do they contain anything when the system is not running.

4. Start a TCP receiver feeding into tar on the VM

cd /antix
netcat -l -p 2000 | tar ztvf -
This creates a netcat process listening on port 2000 on IP address In some LiveCD distros, netcat is called nc.

The command above is for a dry run. For a real transfer substitute zxvf for ztvf.

5. Run a TCP sender on the VM fed from tar

First shutdown all unused services on the AntiX-M8 VM so that we have as
few files as possible changing during the transfer. It's ok to leave
syslog running. You may lose a recent entry or two from the log file,
but it's not critical.

First of all AntiX-M8 doesn't have netcat installed out of the box. So
we do:

apt-get install netcat
Now we connect outside of the VM using NAT networking in VirtualBox:

cd /
tar zcf - boot etc bin dev home lib media mnt opt root sbin selinux tmp usr var | \
netcat 2000
That list of directories is distro dependent. Essentially it's everything
in / except proc and sys.

If you were doing a dry run you should see a list of files scroll past
quickly in the Puppy Linux terminal window. To kill or end the tar
process hit Ctrl-C.

Now start the transfer for real and go away for a tea or coffee.

When it gets to the last file in /var, which you'll have to guess by no
further network or disk activity in the RM for a while, kill the tar and
netcat pipe with Ctrl-C.

Congratulations, you have transferred the files over.

6. Fix up the GRUB bootloader

On the RM now, run grub from the CLI and enter:

device (hd0) /dev/sda
root (hd0,0)
setup (hd0)
That last setup command should print some messages about finding the
GRUB stages and writing the boot block successfully. Exit grub with

The real device name is /dev/sda because that's what Puppy Linux calls
the disk, despite AntiX-M8 using /dev/hda when it's running. The (hd0,0)
should be changed as necessary if the root partition is not /dev/hda1.

7. Fix up device paths

Fortunately AntiX-M8 uses device paths like /dev/hda1 in
/boot/grub/menu.lst and /etc/fstab. If not, and your distro uses id or
label paths you will have to edit those files to suit. Finding the right
id or label path is not easy without the target OS running, so I
recommend you use device paths temporarily to get the system up and
running first.

8. Boot the RM

cd /
umount /antix/home /antix
(shutdown Puppy Linux)
(remove Puppy Linux CD and boot off HD)
Go on, it won't spew out smoke. At least I hope not.

9. Fix up networking and video

The NIC on the RM will obviously be different.
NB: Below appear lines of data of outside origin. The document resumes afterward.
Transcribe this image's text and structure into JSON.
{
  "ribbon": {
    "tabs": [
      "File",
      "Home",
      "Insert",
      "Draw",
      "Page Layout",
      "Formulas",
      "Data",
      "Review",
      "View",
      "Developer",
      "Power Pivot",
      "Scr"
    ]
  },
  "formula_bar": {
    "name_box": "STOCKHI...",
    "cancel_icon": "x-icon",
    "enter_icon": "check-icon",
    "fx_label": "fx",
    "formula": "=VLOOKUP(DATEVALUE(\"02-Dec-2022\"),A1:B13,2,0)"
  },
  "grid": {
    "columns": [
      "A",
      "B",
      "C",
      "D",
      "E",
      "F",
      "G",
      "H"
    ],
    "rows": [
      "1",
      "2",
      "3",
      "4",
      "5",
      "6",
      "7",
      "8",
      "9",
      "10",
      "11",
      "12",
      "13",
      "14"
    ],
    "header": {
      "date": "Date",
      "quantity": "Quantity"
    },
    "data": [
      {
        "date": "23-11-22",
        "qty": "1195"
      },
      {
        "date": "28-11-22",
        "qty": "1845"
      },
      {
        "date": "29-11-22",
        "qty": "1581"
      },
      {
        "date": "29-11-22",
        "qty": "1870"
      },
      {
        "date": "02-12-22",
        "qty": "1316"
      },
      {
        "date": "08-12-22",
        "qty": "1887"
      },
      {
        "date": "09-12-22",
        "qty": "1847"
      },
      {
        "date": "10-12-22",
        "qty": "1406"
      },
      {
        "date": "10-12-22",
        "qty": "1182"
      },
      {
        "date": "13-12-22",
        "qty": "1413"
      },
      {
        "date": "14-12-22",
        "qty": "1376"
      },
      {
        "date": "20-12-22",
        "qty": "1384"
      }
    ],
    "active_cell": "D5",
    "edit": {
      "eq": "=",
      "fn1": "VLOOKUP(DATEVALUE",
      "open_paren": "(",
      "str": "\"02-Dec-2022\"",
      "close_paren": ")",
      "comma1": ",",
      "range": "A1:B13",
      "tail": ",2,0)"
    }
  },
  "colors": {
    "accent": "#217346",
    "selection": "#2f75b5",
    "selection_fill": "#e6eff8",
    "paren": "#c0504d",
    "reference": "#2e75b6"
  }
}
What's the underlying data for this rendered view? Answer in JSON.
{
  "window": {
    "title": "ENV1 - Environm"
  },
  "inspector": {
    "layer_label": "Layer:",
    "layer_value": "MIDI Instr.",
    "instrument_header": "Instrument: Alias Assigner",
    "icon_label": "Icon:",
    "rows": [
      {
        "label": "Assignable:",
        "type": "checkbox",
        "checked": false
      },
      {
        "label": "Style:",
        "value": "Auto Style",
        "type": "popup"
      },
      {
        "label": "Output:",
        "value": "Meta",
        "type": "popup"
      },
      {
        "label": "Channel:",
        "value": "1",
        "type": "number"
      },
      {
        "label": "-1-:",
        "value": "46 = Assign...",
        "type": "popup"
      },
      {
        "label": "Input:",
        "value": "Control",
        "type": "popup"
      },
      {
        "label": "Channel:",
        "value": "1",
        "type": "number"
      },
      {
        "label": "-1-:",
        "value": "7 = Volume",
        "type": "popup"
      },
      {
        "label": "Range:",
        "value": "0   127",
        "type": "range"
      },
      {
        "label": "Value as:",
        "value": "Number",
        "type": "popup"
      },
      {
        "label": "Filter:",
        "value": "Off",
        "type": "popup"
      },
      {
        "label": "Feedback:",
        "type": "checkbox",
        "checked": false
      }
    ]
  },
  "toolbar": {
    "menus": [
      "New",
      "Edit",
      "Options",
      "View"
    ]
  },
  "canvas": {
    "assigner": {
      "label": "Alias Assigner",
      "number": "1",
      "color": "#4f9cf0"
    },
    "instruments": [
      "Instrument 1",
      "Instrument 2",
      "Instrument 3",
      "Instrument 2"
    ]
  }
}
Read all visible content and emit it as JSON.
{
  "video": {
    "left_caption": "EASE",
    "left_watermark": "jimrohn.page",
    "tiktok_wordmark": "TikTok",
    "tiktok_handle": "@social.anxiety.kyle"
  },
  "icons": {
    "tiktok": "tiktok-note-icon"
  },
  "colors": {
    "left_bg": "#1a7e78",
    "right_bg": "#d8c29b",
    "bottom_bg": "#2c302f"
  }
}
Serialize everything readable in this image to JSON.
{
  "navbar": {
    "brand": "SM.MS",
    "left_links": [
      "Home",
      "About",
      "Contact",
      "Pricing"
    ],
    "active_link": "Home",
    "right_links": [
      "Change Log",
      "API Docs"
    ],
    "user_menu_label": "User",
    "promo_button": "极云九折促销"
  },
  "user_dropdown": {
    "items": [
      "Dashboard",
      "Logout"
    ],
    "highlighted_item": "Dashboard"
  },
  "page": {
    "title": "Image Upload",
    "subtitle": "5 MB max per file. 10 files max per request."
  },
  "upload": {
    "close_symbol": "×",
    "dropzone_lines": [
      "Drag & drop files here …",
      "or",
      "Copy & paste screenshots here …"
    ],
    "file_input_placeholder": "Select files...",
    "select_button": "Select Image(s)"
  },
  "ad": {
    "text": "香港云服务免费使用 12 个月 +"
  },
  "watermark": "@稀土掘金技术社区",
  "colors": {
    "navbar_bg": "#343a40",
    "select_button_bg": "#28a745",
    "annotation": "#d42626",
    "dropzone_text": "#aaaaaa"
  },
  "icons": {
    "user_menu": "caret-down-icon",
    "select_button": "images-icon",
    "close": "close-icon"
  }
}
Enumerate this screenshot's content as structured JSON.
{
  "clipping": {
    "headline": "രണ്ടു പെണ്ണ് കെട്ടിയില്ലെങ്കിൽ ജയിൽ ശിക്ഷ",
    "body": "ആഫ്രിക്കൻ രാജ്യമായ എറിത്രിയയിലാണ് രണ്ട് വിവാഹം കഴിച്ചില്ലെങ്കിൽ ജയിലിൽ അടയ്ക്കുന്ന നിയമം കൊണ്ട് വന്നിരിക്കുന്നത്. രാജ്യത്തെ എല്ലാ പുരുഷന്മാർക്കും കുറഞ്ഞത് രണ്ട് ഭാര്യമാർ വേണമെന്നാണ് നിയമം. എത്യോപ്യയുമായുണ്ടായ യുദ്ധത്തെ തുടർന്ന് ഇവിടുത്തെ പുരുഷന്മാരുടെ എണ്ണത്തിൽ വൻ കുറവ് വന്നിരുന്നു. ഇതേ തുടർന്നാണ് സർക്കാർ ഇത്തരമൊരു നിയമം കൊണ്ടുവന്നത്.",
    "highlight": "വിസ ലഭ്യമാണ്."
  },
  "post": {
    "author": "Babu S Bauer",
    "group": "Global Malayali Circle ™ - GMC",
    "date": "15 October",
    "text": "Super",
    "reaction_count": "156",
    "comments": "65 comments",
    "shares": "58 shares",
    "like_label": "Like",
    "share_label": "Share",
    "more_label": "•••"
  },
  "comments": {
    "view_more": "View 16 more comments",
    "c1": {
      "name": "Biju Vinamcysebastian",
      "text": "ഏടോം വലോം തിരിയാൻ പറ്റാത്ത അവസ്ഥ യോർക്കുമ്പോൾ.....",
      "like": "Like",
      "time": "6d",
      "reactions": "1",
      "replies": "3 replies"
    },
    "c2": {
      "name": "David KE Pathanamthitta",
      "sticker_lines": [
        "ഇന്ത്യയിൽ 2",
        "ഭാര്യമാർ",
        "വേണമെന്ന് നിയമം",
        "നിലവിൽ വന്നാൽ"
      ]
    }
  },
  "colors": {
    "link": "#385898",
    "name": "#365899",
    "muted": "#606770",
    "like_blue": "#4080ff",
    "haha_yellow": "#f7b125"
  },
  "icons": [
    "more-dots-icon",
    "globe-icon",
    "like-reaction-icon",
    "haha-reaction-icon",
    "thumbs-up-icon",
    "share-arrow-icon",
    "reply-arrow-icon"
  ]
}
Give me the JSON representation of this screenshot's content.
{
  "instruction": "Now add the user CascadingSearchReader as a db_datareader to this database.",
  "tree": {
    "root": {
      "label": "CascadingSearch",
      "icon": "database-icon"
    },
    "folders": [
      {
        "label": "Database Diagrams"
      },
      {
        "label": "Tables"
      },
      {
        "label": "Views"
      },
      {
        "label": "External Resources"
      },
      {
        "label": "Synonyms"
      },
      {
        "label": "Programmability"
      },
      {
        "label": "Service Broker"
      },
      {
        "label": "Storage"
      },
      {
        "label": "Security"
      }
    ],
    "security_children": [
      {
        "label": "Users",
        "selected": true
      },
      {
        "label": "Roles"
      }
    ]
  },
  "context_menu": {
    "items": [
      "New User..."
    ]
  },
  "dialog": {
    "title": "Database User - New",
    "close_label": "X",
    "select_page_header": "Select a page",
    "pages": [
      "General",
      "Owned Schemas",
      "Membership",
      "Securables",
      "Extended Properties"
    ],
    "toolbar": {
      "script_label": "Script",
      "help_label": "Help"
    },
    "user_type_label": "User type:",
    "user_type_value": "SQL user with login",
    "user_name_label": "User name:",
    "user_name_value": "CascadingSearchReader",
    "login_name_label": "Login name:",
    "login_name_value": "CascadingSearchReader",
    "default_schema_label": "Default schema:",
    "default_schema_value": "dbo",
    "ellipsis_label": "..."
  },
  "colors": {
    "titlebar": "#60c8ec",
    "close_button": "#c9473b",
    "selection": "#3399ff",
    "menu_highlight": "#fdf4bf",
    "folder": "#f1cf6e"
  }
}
On udev systems you have
to edit /etc/udev/rules.d/70-persistent-net.rules and change the MAC
address there. Most likely the RM's NIC was detected and assigned eth1.
So delete the rule for eth0 and change the device in the eth1 rule to

Fixing up the video is somewhat distro dependent. Hopefully it will
start up in the mode you installed on the VM and then you can tweak it
from there. For OpenSUSE there is the sax2 tool.

10. Variations

As you have seen, the VM and RM partitions don't have to correspond in
size. You can be more ambitions and change the partition layout, say
merge / and /home, or separate / and /home in the RM, or other
earrangements of partitions. But you will have to edit /etc/fstab in
the RM to suit to boot successfully.

11. Caveats

I have noticed with some old distros, e.g. IPCop with Linux 2.4, use
ext3 partitions that don't support some features. For instance to make
an IPCop compatible ext3 FS I had to use:

mke2fs -j -O none,filetype,sparse_super /dev/sda1
That is, we turn off ext3 options, then enable filetype and sparse_super.

You just have to try with your distro and see.

12. More steps?

Did I miss anything?

13. Future

Write the converse HOWTO, cloning a RM to a VM, yes it can be done too.